“My stepmom was always trying to limit time I spent with my dad,” laments Amy. “It made me resent her and caused ongoing tension.”

Aim to strengthen, not strain, existing family bonds as a stepparent. This serves the kids’ best interest.

Never Tell Your Spouse How to Parent

It’s important for parents and stepparents to be united. But you should avoid constantly undermining or belittling your spouse’s parenting choices. This will breed resentment and make kids play you against each other.

“My husband was always contradicting how I disciplined my son or telling me I babied him too much,” shares Lauren. “It made me furious and undercut my decisions as a mom.”

Seek compromise when you disagree on parenting approaches. But let your spouse take the lead with their own children.

Don’t Discriminate Against Stepchildren

Sometimes stepparents unconsciously favor their biological children over their stepkids. This may show up in everything from birthday gifts, to weekly allowances, to college savings.

Make an effort to avoid discrimination and ensure things are equitable between stepkids and biological kids. Treat all children in the household fairly, regardless of who gave birth to them.

“My stepmom always spent way more money on my stepsister,” says Tyler. “It made me feel like a second-class citizen in my own home.”

Don’t Force Bonding with Stepchildren

In your eagerness to connect with stepkids, avoid forcing too much contact too soon. Gradual bonding is healthiest. Let children warm up to you at their own pace.

Refrain from pressuring affection, insisting on family activities every weekend, or smothering kids with attention if they seem uncomfortable. This overwhelms children rather than bringing you closer together.

“My dad’s girlfriend was constantly hugging me, planning daddy-daughter dates, and buying me gifts when I first met her,” recalls Sara. “I wanted to run the other way.”

Be patient. Offer care and support, but let stepchildren decide when they are ready to open up to you.

Never Undermine the Co-Parenting Relationship

It’s important that you support your spouse in their co-parenting relationship with their ex. Avoid actions that undermine their ability to co-parent as a team, like badmouthing the other parent or arguing over discipline.

“My wife would constantly criticize and question my parenting choices when it came to my daughter,” shares James. “It damaged my ability to co-parent with my ex.”

Seek to strengthen your spouse’s co-parenting bond. Show respect, communicate regarding the children’s needs, and stay focused on solutions during conflicts.

Don’t Criticize or Belittle the Co-Parent

Co-parenting relationships often involve miscommunications and disagreements. But as a stepparent, resist the urge to criticize your spouse’s ex or blame them for conflicts. This will strain the co-parenting dynamic.

“My husband was always rude about my ex and blamed him anytime our son was upset or acting out,” says Julie. “It made an already tense situation worse.”
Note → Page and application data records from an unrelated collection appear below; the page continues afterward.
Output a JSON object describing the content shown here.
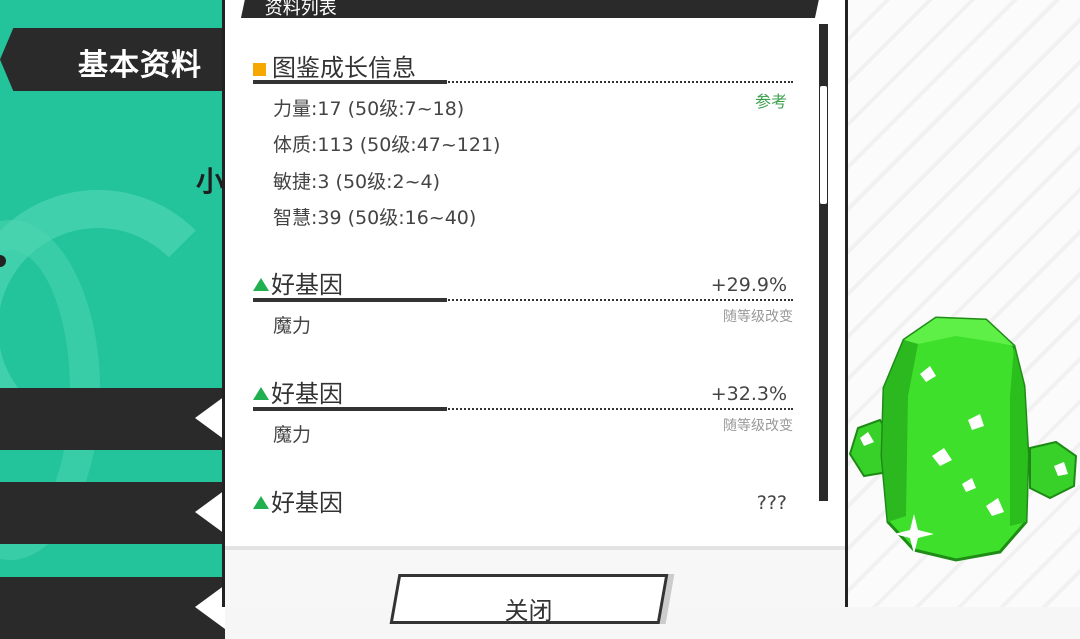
{
  "sidebar": {
    "basic_info_tab": "基本资料",
    "cut_text": "小"
  },
  "panel": {
    "header_title": "资料列表",
    "growth": {
      "title": "图鉴成长信息",
      "ref_label": "参考",
      "stats": [
        "力量:17  (50级:7~18)",
        "体质:113  (50级:47~121)",
        "敏捷:3  (50级:2~4)",
        "智慧:39  (50级:16~40)"
      ]
    },
    "genes": [
      {
        "title": "好基因",
        "value": "+29.9%",
        "note": "随等级改变",
        "attr": "魔力"
      },
      {
        "title": "好基因",
        "value": "+32.3%",
        "note": "随等级改变",
        "attr": "魔力"
      },
      {
        "title": "好基因",
        "value": "???"
      }
    ],
    "close_button": "关闭"
  },
  "colors": {
    "teal": "#23c49c",
    "dark": "#2a2a2a",
    "accent_orange": "#f6a800",
    "accent_green": "#21b04f"
  }
}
Remain neutral and open-minded during co-parenting disputes. Keep the focus on understanding the child’s needs rather than attacking the other parent.

Never Refuse to Be a Positive Influence

At times, being a stepparent will require personal sacrifice. Avoid letting your own interests or preferences prevent you from being a positive influence in the lives of your stepchildren.

Make an effort to attend sports games, school events, or activities that are important to the kids even if they don’t excite you personally. Keep communication open and show support during tough times. Demonstrate through your actions that they can depend on you.


Becoming a stepparent comes with unique rewards and challenges. By avoiding the key mistakes outlined here, you can nurture trusting bonds with stepchildren over time. With patience, communication and respect at the core, you have an opportunity to enrich the lives of children as they adjust to a new family structure.

Remember, your role is distinct from the biological parents. Seek compromise with your spouse when parenting approaches clash. And let relationships with stepkids evolve gradually, without pressure or perfect expectations. Despite hurdles, with care and compassion, stepfamilies can thrive.